[Data extracted from a collection]
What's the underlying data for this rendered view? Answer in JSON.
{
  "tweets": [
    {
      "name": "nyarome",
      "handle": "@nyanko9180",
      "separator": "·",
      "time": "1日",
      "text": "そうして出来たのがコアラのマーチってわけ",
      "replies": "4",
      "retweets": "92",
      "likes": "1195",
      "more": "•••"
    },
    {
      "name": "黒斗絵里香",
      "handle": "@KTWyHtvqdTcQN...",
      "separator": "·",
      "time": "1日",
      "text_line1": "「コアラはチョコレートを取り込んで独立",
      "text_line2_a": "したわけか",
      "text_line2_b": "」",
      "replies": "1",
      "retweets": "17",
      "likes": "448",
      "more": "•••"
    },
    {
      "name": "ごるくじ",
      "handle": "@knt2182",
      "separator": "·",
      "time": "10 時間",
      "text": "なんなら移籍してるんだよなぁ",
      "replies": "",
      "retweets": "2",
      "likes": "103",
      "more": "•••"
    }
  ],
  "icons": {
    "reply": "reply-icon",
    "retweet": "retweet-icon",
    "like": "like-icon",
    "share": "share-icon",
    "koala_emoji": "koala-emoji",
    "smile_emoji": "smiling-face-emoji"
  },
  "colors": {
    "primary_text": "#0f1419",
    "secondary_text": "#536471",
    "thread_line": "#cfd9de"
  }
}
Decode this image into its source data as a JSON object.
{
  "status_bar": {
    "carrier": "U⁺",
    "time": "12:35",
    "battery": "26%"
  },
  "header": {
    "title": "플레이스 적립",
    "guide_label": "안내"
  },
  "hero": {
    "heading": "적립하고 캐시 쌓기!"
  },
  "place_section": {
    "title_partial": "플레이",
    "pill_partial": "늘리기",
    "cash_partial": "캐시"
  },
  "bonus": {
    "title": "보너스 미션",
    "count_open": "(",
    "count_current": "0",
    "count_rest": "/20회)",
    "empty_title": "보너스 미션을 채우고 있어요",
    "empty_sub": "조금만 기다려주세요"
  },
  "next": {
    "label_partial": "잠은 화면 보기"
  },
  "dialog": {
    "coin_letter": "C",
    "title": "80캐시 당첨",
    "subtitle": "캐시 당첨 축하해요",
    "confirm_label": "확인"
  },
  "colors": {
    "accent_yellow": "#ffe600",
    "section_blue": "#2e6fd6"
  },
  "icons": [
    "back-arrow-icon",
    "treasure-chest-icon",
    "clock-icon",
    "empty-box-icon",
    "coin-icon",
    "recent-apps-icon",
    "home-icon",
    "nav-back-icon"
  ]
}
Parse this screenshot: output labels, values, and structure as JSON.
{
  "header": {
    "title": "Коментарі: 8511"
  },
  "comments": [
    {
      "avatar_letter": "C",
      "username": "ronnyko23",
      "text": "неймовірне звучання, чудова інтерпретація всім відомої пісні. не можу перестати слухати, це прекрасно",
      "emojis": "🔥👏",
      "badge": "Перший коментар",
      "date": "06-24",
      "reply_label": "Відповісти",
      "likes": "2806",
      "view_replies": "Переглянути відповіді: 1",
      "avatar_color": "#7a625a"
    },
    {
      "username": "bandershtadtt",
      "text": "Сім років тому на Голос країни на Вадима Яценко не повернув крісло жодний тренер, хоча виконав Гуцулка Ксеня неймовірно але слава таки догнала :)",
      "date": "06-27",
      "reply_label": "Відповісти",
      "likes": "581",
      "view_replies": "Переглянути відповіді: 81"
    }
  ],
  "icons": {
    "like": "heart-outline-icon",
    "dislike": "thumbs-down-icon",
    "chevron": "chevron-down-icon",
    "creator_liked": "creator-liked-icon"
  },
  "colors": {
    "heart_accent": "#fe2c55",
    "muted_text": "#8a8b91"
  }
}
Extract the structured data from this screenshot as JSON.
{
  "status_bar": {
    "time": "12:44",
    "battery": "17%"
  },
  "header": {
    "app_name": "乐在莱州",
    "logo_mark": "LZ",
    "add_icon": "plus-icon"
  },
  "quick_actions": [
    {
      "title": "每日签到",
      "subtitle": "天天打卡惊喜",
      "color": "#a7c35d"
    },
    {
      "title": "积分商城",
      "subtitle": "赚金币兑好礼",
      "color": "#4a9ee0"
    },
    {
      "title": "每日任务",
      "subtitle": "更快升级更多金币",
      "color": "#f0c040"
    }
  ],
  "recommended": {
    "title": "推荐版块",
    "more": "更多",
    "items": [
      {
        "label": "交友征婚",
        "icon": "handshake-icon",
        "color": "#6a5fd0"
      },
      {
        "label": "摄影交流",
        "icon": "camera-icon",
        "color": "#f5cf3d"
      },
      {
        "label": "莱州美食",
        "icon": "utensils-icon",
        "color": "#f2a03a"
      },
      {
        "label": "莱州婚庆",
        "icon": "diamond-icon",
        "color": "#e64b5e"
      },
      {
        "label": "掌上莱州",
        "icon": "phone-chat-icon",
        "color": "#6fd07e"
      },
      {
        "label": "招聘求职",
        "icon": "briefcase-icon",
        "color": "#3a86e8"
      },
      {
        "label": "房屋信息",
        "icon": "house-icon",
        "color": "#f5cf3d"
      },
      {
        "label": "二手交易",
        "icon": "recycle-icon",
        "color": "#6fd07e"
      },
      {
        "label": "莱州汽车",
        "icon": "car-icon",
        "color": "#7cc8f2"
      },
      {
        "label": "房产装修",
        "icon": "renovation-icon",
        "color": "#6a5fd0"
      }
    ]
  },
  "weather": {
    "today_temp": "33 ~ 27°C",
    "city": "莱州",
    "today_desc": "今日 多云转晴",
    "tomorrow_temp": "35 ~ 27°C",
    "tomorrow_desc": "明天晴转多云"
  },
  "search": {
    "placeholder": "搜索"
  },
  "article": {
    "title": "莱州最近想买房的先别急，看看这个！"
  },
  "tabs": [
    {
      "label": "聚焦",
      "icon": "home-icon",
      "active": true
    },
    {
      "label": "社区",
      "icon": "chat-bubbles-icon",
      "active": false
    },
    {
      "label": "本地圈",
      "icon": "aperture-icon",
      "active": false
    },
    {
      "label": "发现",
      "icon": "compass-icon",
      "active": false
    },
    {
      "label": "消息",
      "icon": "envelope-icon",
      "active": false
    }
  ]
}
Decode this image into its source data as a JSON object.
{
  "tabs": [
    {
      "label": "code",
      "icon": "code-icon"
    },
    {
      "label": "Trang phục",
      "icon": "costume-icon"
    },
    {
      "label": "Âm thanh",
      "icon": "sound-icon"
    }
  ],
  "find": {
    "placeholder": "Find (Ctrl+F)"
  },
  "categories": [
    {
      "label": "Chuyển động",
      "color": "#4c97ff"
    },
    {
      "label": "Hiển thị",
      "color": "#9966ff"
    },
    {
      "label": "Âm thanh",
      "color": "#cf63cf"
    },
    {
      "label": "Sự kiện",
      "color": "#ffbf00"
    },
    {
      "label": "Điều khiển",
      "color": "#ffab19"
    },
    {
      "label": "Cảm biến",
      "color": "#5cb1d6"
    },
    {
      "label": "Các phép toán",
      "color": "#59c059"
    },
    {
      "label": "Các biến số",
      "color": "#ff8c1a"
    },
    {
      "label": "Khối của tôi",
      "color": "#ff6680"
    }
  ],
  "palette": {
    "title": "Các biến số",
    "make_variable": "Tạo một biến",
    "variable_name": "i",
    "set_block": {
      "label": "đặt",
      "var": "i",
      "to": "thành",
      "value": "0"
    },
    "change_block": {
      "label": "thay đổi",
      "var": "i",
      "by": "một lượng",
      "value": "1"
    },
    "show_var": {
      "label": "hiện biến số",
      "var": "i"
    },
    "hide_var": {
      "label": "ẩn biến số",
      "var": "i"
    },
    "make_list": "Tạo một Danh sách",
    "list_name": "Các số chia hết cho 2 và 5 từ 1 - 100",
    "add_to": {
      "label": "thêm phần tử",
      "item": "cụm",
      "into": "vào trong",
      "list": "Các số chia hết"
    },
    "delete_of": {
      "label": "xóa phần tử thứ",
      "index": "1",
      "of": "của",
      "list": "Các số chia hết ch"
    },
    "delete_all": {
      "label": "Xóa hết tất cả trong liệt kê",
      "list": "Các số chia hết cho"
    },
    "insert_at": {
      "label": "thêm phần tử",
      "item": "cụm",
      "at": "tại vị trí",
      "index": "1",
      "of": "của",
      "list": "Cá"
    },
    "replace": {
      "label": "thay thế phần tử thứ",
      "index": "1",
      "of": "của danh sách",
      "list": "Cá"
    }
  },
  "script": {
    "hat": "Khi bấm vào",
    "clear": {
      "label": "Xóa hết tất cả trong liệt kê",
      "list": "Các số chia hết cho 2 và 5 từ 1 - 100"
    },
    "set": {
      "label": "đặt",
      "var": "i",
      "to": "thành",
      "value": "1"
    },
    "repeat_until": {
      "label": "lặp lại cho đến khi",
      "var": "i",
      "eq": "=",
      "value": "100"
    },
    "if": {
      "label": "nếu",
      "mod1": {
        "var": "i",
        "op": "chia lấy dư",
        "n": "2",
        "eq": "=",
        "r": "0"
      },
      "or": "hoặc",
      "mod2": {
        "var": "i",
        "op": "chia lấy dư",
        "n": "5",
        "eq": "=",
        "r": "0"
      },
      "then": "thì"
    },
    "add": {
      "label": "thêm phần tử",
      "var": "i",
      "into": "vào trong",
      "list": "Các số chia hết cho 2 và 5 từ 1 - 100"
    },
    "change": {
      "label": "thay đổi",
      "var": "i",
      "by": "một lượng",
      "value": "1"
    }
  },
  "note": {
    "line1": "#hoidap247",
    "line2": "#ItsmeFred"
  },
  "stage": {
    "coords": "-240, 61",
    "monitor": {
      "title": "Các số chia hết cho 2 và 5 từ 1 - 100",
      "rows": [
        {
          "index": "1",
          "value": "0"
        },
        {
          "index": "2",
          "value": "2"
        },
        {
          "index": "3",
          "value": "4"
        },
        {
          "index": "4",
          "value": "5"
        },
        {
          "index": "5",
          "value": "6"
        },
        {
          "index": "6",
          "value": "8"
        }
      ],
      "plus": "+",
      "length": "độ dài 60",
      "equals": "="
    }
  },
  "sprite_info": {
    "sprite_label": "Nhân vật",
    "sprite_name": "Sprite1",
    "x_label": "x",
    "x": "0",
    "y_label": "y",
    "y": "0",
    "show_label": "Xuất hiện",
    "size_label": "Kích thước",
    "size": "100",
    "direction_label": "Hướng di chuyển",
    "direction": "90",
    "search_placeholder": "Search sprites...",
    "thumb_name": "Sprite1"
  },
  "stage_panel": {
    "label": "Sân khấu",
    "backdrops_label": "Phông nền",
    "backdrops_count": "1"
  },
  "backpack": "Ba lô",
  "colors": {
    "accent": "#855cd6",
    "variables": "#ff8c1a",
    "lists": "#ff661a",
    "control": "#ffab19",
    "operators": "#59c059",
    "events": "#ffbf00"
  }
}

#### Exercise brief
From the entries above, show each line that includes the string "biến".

#### Answer box
      "label": "Cảm biến",
      "label": "Các biến số",
    "title": "Các biến số",
    "make_variable": "Tạo một biến",
      "label": "hiện biến số",
      "label": "ẩn biến số",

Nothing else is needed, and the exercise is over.